Particular recent research focus has been on the role of the dendritic cell within the immune system, a cell derived from the bone marrow which captures ‘foreign’ material and is highly efficient at presenting it to T-cells, effectively launching the immune system to target the ‘foreign’ material. Earlier this year the BBC reported on a clinical trial underway in patients with glioblastoma, a brain tumour typically with a dismal prognosis and a low chance of responding to standard treatment options. There are over ten published small-scale studies performed along similar lines which, collectively, hint sufficiently at improved outcomes to justify expanding recruitment to several hundred patients. A sample of each patient’s tumour has been mixed with a sample of their own dendritic cells, before re-injection at intervals over a two year period. Each patient’s injection is a unique blend of their own cancer and their own immune cells, reintroduced to their immune system in the hope of educating it both to recognize their cancer as a target for destruction — and to remember that cancer, should it re-emerge in the future.

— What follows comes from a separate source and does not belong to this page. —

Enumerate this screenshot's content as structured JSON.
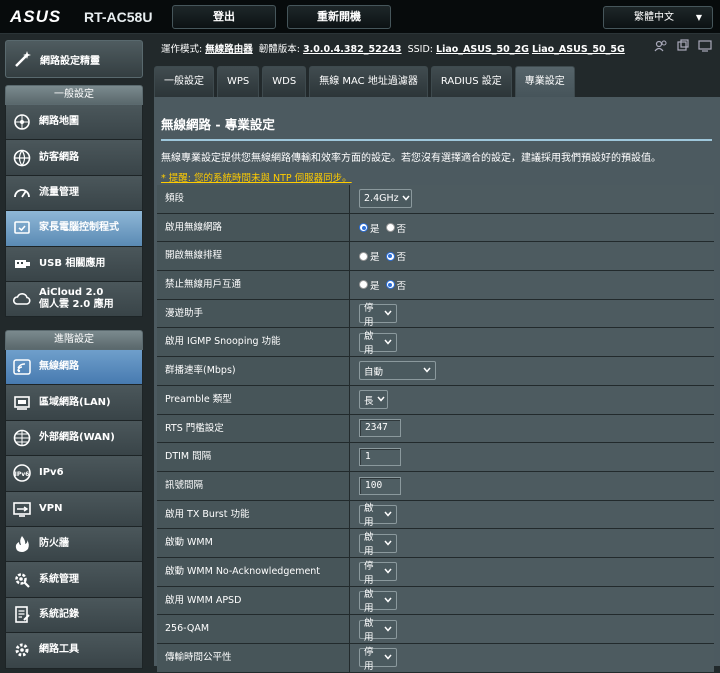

Results of this individualised cancer vaccine in patients with brain tumours are awaited, but the drive for evidence-based personalised cancer therapy has already advanced routine oncology practice. For instance, a patient’s breast cancer can be risk-stratified by analysis of a panel of mainly cancer-related genes. This can help the patient decide with their oncologist whether chemotherapy is the right treatment for them.
Future years will see rapid expansion in the concept of personalised cancer care, likely to encompass all aspects of the patient’s pathway, from diagnosis to treatment. The latest emerging concept is the ‘Mouse Avatar’ – the implanting of a sample of a patient’s cancer into an immunodeficient mouse to provide a personalized, living and reproducing model of that patient’s unique cancer. In theory this could enable oncologists to offer treatment to patients for which there is evidence of response in ‘their’ mouse. In reality, this technology remains in the earliest stages of development and multiple hurdles can be anticipated; scientific, financial and even ethical. Huge leaps are required before there is any prospect of it becoming a reality for the vast numbers of cancer patients requiring treatment each year.

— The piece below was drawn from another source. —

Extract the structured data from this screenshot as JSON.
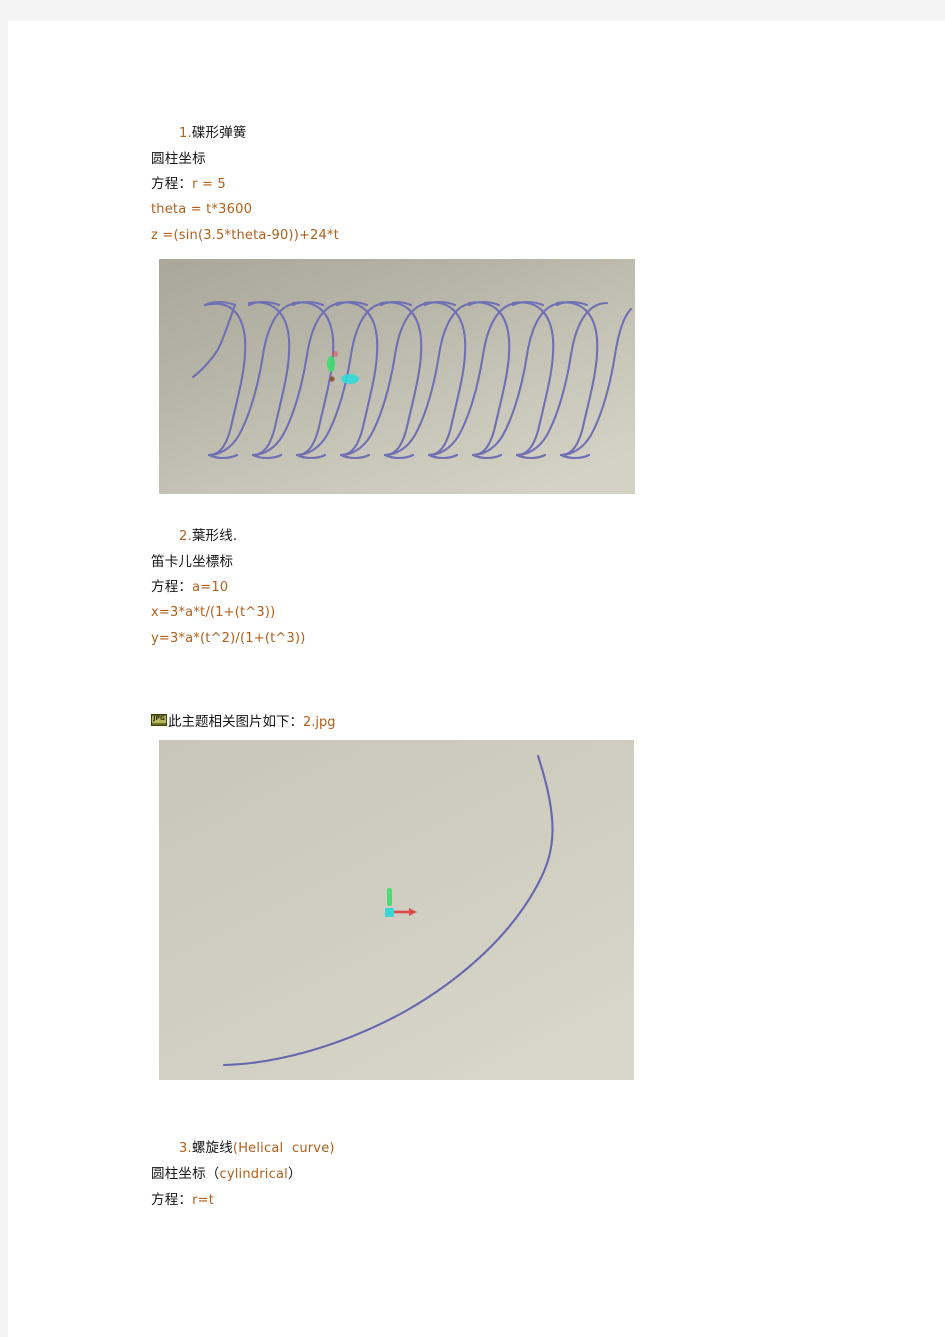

But we have begun the journey towards the goal of personalised cancer care. Just as doctors should endeavour to treat each patient as unique, it seems possible that one day oncologists may be able to treat each patient’s cancer as unique too.
Miranda Payne is a Locum Consultant in Medical Oncology at the Oxford University Hospitals NHS Trust, specializing in the treatment of malignant melanoma, gynaecological and breast cancers. She took a first in Physiological Sciences at Oxford University and obtained her DPhil in Medical Oncology from Oxford University in 2010. Along with Jim Cassidy, Donald Bissett, and Roy Spence, she has been editor of the Oxford Handbook of Oncology for ten years and more recently, the Oxford American Handbook of Oncology (with Gary Lyman).